If a line in the data has the string "MQSeries", please show it.

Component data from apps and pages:
»»
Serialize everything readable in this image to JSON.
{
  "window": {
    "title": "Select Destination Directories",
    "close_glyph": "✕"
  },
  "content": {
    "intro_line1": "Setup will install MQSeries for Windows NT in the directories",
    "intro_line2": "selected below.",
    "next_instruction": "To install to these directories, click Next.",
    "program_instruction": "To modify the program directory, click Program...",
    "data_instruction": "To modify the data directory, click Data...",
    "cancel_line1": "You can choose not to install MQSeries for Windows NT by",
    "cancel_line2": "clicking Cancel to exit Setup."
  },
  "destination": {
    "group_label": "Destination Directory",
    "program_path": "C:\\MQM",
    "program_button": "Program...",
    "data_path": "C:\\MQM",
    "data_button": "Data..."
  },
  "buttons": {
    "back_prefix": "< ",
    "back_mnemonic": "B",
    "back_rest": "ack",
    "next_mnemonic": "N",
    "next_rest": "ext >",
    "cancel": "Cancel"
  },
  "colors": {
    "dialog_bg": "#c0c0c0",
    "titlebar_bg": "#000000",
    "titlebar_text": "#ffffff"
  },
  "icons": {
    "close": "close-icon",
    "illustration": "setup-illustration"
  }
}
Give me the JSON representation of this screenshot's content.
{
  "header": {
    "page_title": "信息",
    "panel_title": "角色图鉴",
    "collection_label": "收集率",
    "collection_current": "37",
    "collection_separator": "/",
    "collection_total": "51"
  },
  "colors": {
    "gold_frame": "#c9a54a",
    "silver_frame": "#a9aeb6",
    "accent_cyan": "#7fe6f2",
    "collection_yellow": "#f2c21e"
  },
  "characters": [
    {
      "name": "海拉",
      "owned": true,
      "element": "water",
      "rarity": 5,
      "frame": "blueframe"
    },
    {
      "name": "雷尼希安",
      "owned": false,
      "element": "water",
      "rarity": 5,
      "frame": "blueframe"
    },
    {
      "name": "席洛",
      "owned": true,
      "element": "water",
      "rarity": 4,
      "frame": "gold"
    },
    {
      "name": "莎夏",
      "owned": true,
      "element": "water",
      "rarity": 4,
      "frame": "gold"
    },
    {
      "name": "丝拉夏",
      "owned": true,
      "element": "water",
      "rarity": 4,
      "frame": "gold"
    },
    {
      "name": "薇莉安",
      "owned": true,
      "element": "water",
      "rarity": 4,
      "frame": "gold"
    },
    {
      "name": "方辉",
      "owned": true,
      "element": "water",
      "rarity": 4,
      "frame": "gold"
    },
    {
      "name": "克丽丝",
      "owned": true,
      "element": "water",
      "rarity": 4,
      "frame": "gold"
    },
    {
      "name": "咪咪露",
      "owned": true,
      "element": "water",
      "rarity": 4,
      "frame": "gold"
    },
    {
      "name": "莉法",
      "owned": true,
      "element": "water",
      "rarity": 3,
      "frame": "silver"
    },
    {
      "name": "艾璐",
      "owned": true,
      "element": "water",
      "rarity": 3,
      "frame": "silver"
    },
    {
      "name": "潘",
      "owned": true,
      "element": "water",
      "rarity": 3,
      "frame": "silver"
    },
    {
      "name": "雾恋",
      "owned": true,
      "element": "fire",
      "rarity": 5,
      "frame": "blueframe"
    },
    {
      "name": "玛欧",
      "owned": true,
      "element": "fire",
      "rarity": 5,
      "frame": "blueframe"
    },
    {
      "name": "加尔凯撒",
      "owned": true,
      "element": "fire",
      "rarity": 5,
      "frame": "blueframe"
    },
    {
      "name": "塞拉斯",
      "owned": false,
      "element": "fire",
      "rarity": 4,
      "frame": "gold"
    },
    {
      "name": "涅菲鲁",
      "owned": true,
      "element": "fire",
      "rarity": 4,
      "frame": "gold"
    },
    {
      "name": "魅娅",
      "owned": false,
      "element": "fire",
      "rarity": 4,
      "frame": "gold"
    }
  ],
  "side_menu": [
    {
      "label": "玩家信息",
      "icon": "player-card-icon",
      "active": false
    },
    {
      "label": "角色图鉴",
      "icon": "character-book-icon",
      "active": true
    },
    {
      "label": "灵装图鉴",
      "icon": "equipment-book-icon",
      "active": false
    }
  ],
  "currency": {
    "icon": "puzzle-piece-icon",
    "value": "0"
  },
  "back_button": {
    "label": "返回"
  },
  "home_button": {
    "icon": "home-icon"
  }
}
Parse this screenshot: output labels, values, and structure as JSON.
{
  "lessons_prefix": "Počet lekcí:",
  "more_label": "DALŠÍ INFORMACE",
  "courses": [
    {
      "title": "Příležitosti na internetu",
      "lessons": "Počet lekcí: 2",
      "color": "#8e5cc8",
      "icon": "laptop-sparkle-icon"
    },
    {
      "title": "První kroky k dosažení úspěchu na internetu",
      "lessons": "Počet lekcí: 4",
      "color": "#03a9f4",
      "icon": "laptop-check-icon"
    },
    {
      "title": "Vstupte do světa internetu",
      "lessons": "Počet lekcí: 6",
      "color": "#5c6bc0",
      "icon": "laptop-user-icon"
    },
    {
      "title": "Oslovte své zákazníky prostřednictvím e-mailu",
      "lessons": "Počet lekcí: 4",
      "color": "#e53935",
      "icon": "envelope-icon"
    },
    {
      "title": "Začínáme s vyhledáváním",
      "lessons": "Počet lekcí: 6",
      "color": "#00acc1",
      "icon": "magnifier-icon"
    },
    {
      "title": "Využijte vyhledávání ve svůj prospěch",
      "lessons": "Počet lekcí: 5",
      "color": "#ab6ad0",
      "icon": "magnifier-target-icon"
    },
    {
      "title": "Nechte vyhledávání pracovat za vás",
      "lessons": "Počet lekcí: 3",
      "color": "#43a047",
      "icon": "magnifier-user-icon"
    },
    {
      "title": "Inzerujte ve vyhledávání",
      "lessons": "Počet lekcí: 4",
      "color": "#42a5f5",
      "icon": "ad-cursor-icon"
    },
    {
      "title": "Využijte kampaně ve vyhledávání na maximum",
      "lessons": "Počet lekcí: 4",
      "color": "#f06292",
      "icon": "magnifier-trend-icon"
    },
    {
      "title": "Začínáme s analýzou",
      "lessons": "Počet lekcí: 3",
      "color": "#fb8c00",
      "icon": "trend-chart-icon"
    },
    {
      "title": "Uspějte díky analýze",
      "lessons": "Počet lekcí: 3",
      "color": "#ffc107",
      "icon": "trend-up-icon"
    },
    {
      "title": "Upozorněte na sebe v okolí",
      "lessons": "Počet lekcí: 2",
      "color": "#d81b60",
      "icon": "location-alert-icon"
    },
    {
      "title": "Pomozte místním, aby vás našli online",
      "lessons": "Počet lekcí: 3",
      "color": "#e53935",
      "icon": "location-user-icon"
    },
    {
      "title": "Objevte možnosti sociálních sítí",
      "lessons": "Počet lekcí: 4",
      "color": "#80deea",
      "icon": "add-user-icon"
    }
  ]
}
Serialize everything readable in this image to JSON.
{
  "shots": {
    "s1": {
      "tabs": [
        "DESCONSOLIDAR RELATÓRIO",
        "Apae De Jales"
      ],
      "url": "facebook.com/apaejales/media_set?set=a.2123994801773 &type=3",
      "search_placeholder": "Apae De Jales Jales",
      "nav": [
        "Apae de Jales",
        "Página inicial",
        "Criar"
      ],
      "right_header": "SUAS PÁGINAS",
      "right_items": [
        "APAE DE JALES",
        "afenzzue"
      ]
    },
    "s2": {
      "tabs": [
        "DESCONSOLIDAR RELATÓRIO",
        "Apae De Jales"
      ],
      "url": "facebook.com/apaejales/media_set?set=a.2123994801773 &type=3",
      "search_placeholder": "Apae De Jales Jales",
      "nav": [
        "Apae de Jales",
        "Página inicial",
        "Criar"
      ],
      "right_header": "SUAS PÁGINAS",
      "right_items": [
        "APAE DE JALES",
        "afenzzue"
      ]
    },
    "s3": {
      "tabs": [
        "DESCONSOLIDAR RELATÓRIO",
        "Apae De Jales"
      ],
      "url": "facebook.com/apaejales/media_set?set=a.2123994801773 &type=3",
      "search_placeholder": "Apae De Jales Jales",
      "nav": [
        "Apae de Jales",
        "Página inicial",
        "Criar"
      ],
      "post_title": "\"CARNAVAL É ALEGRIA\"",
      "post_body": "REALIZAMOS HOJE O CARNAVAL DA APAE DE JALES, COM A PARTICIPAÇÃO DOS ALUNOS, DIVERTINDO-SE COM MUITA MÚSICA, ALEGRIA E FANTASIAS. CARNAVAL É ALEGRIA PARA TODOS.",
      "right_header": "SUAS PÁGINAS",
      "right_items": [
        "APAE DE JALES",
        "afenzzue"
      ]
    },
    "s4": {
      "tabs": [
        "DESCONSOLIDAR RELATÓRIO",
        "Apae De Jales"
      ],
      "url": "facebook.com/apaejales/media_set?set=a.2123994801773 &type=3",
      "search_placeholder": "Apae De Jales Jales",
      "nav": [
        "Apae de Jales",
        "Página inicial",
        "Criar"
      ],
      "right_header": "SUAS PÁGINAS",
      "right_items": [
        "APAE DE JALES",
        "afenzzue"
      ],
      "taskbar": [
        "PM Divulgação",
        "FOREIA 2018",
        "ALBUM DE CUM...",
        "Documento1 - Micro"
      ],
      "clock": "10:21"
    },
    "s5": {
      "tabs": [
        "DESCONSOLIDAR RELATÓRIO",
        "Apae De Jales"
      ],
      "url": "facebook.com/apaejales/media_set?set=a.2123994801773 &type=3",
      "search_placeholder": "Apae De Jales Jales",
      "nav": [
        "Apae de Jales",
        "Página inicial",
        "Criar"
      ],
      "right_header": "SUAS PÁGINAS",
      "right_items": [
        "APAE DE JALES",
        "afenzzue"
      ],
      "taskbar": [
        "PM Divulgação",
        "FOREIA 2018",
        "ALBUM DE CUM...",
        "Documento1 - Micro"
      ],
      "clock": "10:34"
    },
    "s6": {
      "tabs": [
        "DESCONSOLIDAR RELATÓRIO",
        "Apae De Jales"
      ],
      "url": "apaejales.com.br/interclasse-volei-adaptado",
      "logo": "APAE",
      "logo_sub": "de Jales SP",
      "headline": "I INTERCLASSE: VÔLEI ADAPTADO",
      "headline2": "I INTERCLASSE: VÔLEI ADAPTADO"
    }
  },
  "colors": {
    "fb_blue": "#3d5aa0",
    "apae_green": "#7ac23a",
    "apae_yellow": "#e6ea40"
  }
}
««
Reply:
    "intro_line1": "Setup will install MQSeries for Windows NT in the directories",
    "cancel_line1": "You can choose not to install MQSeries for Windows NT by",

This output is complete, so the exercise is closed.